precast bridge making method

Precast elements offer primarily two benefits: they are manufactured in the controlled environment of a plant that produces more consistently high-quality products, and secondly, since they are manufactured offsite, the overall construction time is greatly reduced, increasing project efficiency. The precast elements include:

  • Precast Beams
  • Precast Decks
  • Precast Segmental Decks

Cast-in-situ method 

cast in situ bridge making method

For cast-in-situ or cast-in-place construction, the substructure must be completed before the construction of the superstructure. The in-situ reinforced concrete deck slab is then cast on a permanent shuttering span between the beams.

Cast-in-situ segmental construction is implemented when precast segments are too heavy to ship or site access is too limited. This situation may arise if the span gets longer to cover the wider distance. 

With the flexibility of this bridge construction approach, bridges with intricate and distinctive geometric patterns can be built with ease. This strategy works well in situations when it is difficult to transfer prefabricated pieces because of their size or accessibility. Continue Reading: Cast-in-situ Bridge Construction method.

Balanced Cantilever Method

balanced cantilever method

The balanced cantilever bridge construction technique can adopt precast or cast-in-situ methods. Bridge decks of lengths between 50 m and 300 m can be built using the balanced cantilever method.

Building the piers and abutments is completed before starting the deck. The bridge is then built simultaneously in both directions from each pier. This keeps each pier stable and, hence, “balanced” until the various structural components eventually come together and are joined. Prestressed tendons or bars inserted through each unit progressively bind the segments back to the piers. 

Span by Span Casting method

span by span casting method

Although this technique has seen numerous developments, it is still linked to the cantilever construction method and is thought to be one of the most cost-effective and fastest means of bridge construction.

The technique works for long bridges and viaducts with a maximum individual span of 60 meters. Starting at one abutment, decks are built constantly by assembling components for the bridge’s other end. Segments can be positioned using an assembly truss, which is the method that is used more frequently, or a temporary mast system. 

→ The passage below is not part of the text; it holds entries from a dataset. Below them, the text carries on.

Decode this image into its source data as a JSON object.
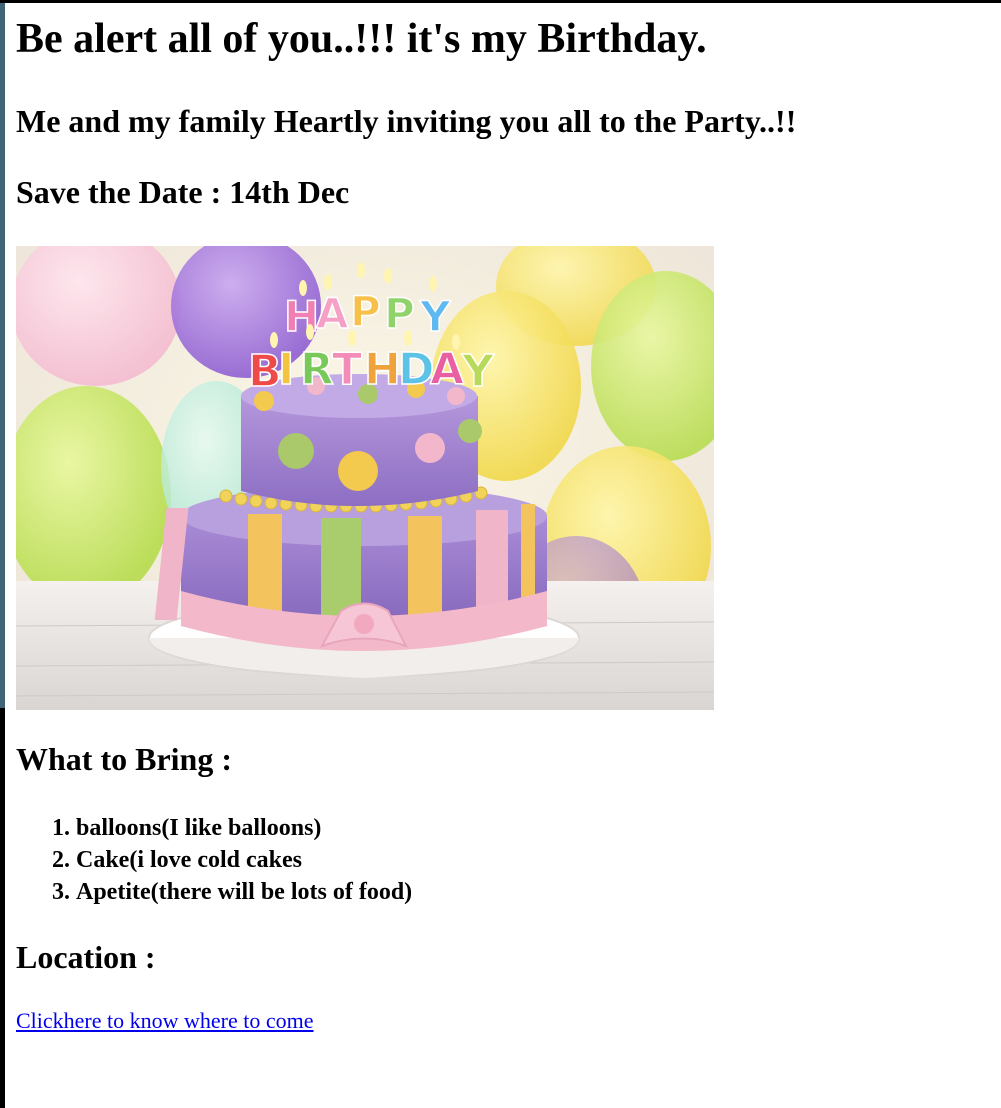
{
  "page": {
    "heading": "Be alert all of you..!!! it's my Birthday.",
    "invitation": "Me and my family Heartly inviting you all to the Party..!!",
    "save_the_date": "Save the Date : 14th Dec"
  },
  "photo": {
    "candle_letters_line1": [
      "H",
      "A",
      "P",
      "P",
      "Y"
    ],
    "candle_letters_line2": [
      "B",
      "I",
      "R",
      "T",
      "H",
      "D",
      "A",
      "Y"
    ]
  },
  "bring": {
    "title": "What to Bring :",
    "items": [
      "balloons(I like balloons)",
      "Cake(i love cold cakes",
      "Apetite(there will be lots of food)"
    ]
  },
  "location": {
    "title": "Location :",
    "link_text": "Clickhere to know where to come"
  },
  "colors": {
    "link": "#0000ee",
    "frame_tint": "#3f6577"
  }
}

Incremental Launching Method

Incremental Launching Method

The Incremental Launching Method (ILM) is mostly used for steel girders or continuous concrete bridges. The ILM involves constructing a part of the bridge superstructure on an abutment and then pushing the structure outward towards the first pier and then to the next pier. This way, the bridge deck is extended incrementally to span the obstacle. The ILM technique allows the construction of bridge decks longer than 250 m.  

With the ILM approach, bridge construction over deep valleys, steeply sloping water crossings, or ecologically sensitive areas becomes less difficult. Compared to traditional construction, the incremental launching method (ILM) for bridge construction may have benefits such as less environmental disturbance, a more concentrated work area for superstructure assembly, and higher worker safety due to the improved construction technique. 

These are the major bridge construction methods that are followed worldwide. However, engineers might adopt a combination type to accomplish a specific challenge, depending on the situation and other factors. Also, since bridge constructions are complex, time-consuming, and expensive projects, developing new techniques to create safe and enduring structures for less is a continuous endeavor of civil engineering.